President Vladimir V. Putin acknowledged “mistakes” on Thursday in how the Russian government has been carrying out his draft, a sign of the Kremlin’s scramble to keep public discontent in check over Mr. Putin’s effort to escalate the war in Ukraine.
In televised remarks to top security officials, Mr. Putin said that the draft had raised “many questions,” and that “all mistakes must be corrected and prevented from happening in the future.” He described cases of people entitled to deferments being wrongly drafted, such as fathers of three or more children, men with chronic diseases or those above military age.
“If a mistake is made, I repeat, it must be corrected,” he said in a videoconference with his Security Council. “Those who were called up without proper reason should be returned home.”
Mr. Putin’s remarks, which were shown on state television Thursday evening, came after anger with the draft spilled over into street protests across Russia, including in an impoverished region of Siberia on Thursday.
They also came on the same day that the Kremlin announced it would hold a ceremony on Friday to begin absorbing four Ukrainian territories, in a broadly discredited annexation effort that Antony J. Blinken, the U.S. secretary of state, condemned as a further attempt at a land grab in Ukraine.
Mr. Putin’s remarks were notable for a leader who rarely admits mistakes, even as he shifted the blame for the failings of his policy to lower-level officials.
While Mr. Putin indicated when he announced the draft last week that only men with combat experience and needed skills would be called up, the draft turned out to be much larger, with residents of small towns and villages reporting that draft offices were scooping up large portions of their able-bodied men.

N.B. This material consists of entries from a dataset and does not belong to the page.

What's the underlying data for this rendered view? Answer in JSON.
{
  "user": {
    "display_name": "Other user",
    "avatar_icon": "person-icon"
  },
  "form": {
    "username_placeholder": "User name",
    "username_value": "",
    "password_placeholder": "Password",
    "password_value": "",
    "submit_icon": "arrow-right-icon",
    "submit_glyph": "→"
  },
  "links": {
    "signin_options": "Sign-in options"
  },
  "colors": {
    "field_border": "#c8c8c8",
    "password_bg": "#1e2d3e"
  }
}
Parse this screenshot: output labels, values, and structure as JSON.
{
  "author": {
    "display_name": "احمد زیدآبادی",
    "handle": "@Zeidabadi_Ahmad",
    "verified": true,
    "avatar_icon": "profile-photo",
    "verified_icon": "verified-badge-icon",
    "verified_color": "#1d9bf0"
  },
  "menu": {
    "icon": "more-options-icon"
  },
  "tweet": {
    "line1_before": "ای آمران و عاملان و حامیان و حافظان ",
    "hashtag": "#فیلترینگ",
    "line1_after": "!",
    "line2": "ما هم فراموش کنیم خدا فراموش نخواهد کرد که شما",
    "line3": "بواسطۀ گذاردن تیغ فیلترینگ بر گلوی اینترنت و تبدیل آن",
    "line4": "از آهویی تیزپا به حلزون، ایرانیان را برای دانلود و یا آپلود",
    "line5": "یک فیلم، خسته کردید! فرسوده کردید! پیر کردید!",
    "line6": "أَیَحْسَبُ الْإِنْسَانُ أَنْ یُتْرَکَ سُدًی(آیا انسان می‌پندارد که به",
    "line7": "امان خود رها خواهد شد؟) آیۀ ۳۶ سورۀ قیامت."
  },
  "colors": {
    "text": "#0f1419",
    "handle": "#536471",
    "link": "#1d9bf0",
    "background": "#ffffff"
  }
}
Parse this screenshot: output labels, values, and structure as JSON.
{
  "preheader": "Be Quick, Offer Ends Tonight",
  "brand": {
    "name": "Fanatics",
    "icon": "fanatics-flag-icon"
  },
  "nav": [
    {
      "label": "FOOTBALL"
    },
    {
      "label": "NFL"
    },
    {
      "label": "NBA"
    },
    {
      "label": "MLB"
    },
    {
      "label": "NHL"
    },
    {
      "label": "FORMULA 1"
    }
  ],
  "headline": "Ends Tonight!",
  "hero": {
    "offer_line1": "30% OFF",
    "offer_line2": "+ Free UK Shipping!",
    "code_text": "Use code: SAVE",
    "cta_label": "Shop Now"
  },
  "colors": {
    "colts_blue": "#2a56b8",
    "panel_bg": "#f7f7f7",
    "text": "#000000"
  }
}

“You need to figure all this out,” Mr. Putin said. “Without fuss, calmly, but quickly, in detail and thoroughly.”